(Dataset rows describing interfaces)

····················

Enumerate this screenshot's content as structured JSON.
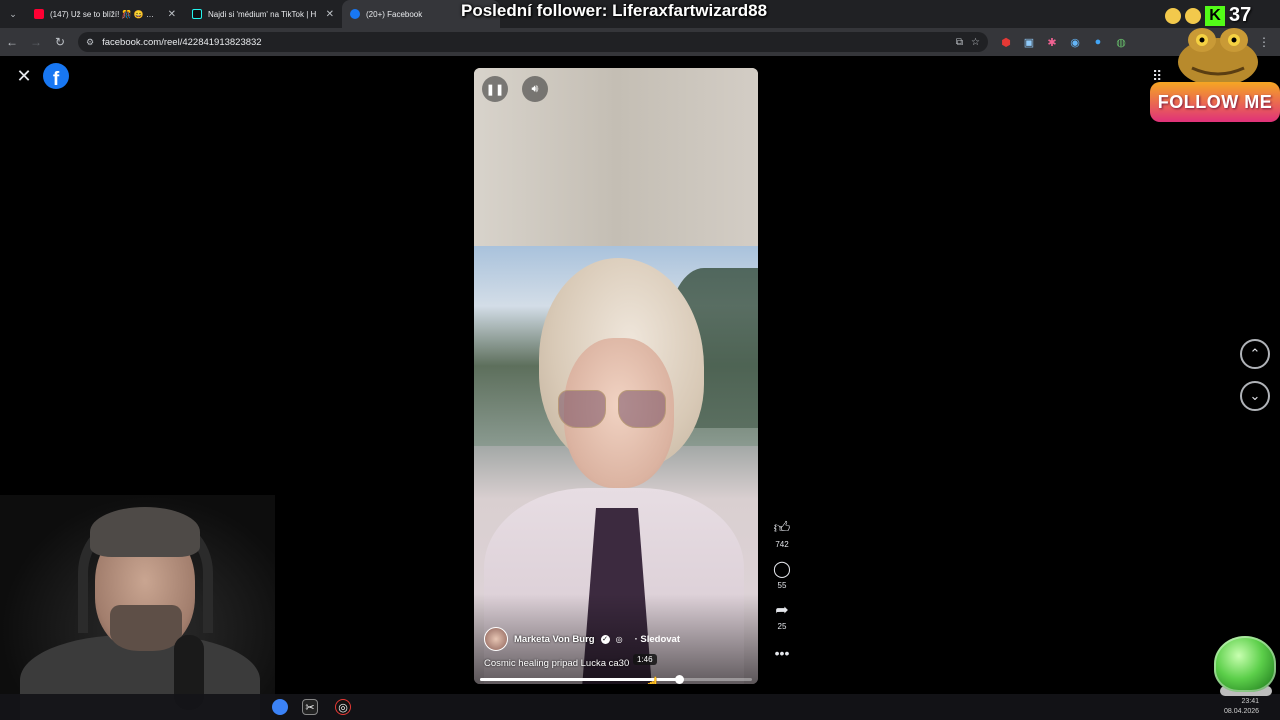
{
  "browser": {
    "tabs": [
      {
        "label": "(147) Už se to blíží! 🎊 😄 🥚 #co",
        "favicon_color": "#ff0033",
        "active": false
      },
      {
        "label": "Najdi si 'médium' na TikTok | H",
        "favicon_color": "#111111",
        "active": false
      },
      {
        "label": "(20+) Facebook",
        "favicon_color": "#1877f2",
        "active": true
      }
    ],
    "url": "facebook.com/reel/422841913823832"
  },
  "stream_overlay": {
    "last_follower": "Poslední follower: Liferaxfartwizard88",
    "kick_viewer_count": "37",
    "follow_me": "FOLLOW ME"
  },
  "reel": {
    "author_name": "Marketa Von Burg",
    "follow_label": "· Sledovat",
    "caption": "Cosmic healing pripad Lucka ca30",
    "hover_time": "1:46",
    "progress_fraction": 0.73,
    "hover_fraction": 0.61,
    "likes": "742",
    "comments": "55",
    "shares": "25"
  },
  "taskbar": {
    "time": "23:41",
    "date": "08.04.2026"
  },
  "colors": {
    "facebook_blue": "#1877f2",
    "kick_green": "#53fc18"
  }
}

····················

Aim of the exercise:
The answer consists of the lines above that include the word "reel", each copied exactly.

Solved exercise:
    "url": "facebook.com/reel/422841913823832"
  "reel": {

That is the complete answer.